Daniel Elliott, Ph.D., a senior consultant and an environmental engineer for Geosyntec based in New Jersey, will present an invited lecture on nanoremediation this week in Vienna, Austria.
The lecture, "Differential Reactivity of nZVI Towards Lindane — Implications for QA/QC and Field Scale Use," is part of the 2nd Annual Meeting of the NanoRem Consortium, being held April 7-9, 2014, at the University of Vienna.
Dr. Elliott, a member of NanoRem's Project Advisory Group, was invited to present the lecture by his colleague Thilo Hofmann, Ph.D., of the University of Vienna. Both are members of NanoRem, an international consortium comprised of university, national laboratory, and industry partners investigating the application and implications of environmental nanotechnology solutions for impaired properties in the European Union. Dr. Hofmann, a professor and dean in the University of Vienna's Department of Environmental Geosciences, is the principal investigator for NanoRem's Work Package 4, which focuses on the fate and transport of engineered nanoparticles in the environment.
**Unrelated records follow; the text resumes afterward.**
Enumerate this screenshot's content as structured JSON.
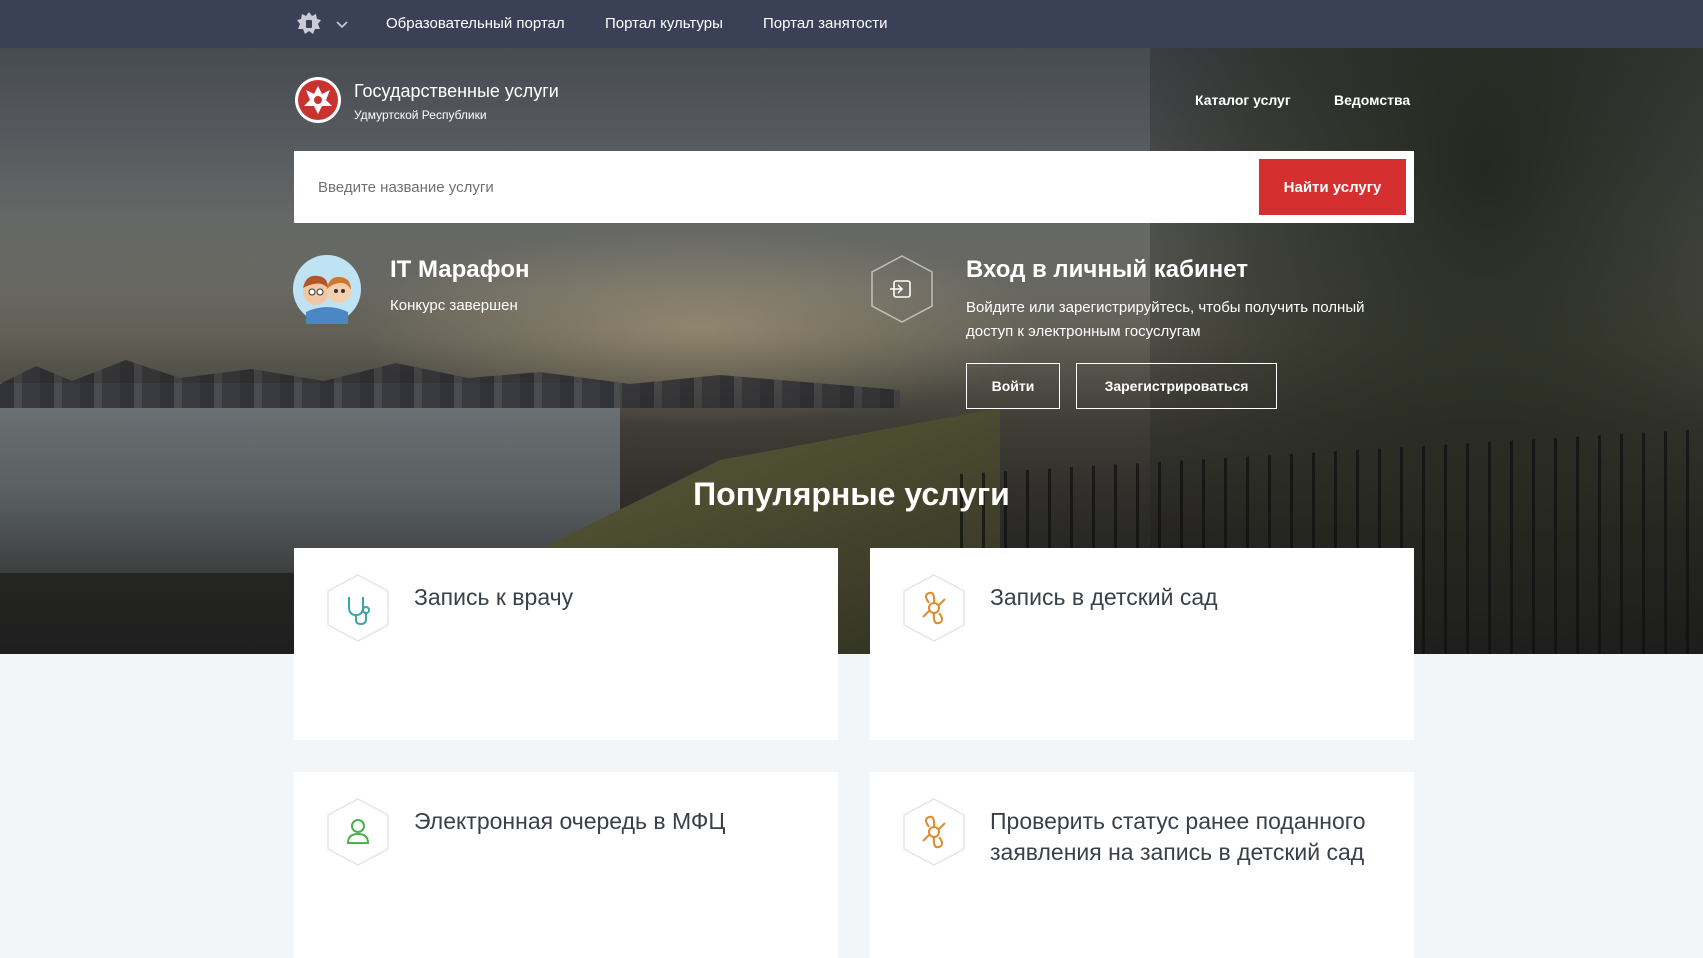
{
  "topbar": {
    "links": [
      "Образовательный портал",
      "Портал культуры",
      "Портал занятости"
    ]
  },
  "header": {
    "title": "Государственные услуги",
    "subtitle": "Удмуртской Республики",
    "nav": [
      "Каталог услуг",
      "Ведомства"
    ]
  },
  "search": {
    "placeholder": "Введите название услуги",
    "button_label": "Найти услугу"
  },
  "promo": {
    "title": "IT Марафон",
    "status": "Конкурс завершен"
  },
  "login": {
    "title": "Вход в личный кабинет",
    "description": "Войдите или зарегистрируйтесь, чтобы получить полный доступ к электронным госуслугам",
    "login_label": "Войти",
    "register_label": "Зарегистрироваться"
  },
  "popular": {
    "title": "Популярные услуги",
    "cards": [
      {
        "label": "Запись к врачу",
        "icon": "stethoscope-icon"
      },
      {
        "label": "Запись в детский сад",
        "icon": "pacifier-icon"
      },
      {
        "label": "Электронная очередь в МФЦ",
        "icon": "person-icon"
      },
      {
        "label": "Проверить статус ранее поданного заявления на запись в детский сад",
        "icon": "pacifier-icon"
      }
    ]
  },
  "colors": {
    "topbar": "#3a4156",
    "accent_red": "#d5302f",
    "icon_teal": "#3aa6a8",
    "icon_orange": "#e08a2a",
    "icon_green": "#4caf50",
    "page_bg": "#f3f6f8"
  }
}
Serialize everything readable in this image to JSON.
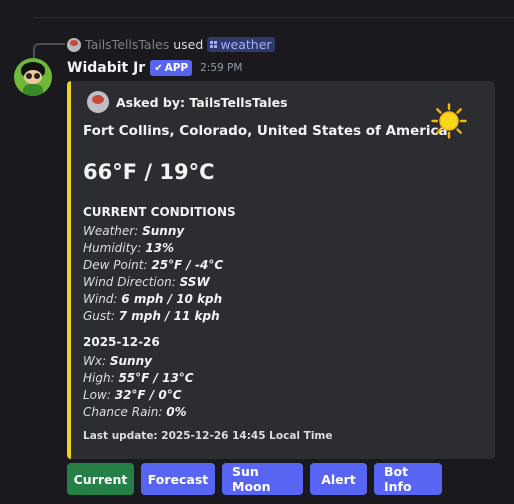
{
  "reply": {
    "user": "TailsTellsTales",
    "used": "used",
    "command": "weather"
  },
  "message": {
    "author": "Widabit Jr",
    "badge": "APP",
    "time": "2:59 PM"
  },
  "embed": {
    "accent_color": "#f0d020",
    "asked_by": "Asked by: TailsTellsTales",
    "location": "Fort Collins, Colorado, United States of America",
    "weather_icon": "sun-icon",
    "temperature": "66°F / 19°C",
    "current_title": "CURRENT CONDITIONS",
    "current": [
      {
        "label": "Weather:",
        "value": "Sunny"
      },
      {
        "label": "Humidity:",
        "value": "13%"
      },
      {
        "label": "Dew Point:",
        "value": "25°F / -4°C"
      },
      {
        "label": "Wind Direction:",
        "value": "SSW"
      },
      {
        "label": "Wind:",
        "value": "6 mph / 10 kph"
      },
      {
        "label": "Gust:",
        "value": "7 mph / 11 kph"
      }
    ],
    "forecast_title": "2025-12-26",
    "forecast": [
      {
        "label": "Wx:",
        "value": "Sunny"
      },
      {
        "label": "High:",
        "value": "55°F / 13°C"
      },
      {
        "label": "Low:",
        "value": "32°F / 0°C"
      },
      {
        "label": "Chance Rain:",
        "value": "0%"
      }
    ],
    "footer": "Last update: 2025-12-26 14:45 Local Time"
  },
  "buttons": [
    {
      "label": "Current",
      "style": "success"
    },
    {
      "label": "Forecast",
      "style": "primary"
    },
    {
      "label": "Sun Moon",
      "style": "primary"
    },
    {
      "label": "Alert",
      "style": "primary"
    },
    {
      "label": "Bot Info",
      "style": "primary"
    }
  ],
  "colors": {
    "background": "#1a1a1e",
    "embed_bg": "#2b2d31",
    "primary_button": "#5865f2",
    "success_button": "#248046"
  }
}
Nanoremediation refers to the use of various materials at the nano-scale used to improve or enhance a contaminated site in such a way as to prevent, minimize, or mitigate damage to human health or the environment.
For NanoRem, these materials include surface-modified, nanoscale zero-valent iron (nZVI), carboiron, and various nanoscale iron oxides which, by virtue of their particle size (on the order of 100 nm or less), offer significantly enhanced reactivity and potentially improved selectivity for recalcitrant contaminant classes, including chlorinated solvents, pesticides, and redox-amenable metals.
Dr. Elliott's lecture will begin with an overview of the Love Canal Superfund project in New York, where lindane — and the benzene hexachlorides as a class — was among the most prevalent contaminants. He will then discuss how nZVI technology is well suited to treat recalcitrant organohalides such as lindane as well as nZVI's role in NanoRem activities.
Together with nZVI pioneer Wei-xian Zhang, Ph.D., Dr. Elliott played a key role in the development and applications of nZVI technology and has been involved in numerous bench-scale and field-scale applications since the late 1990s.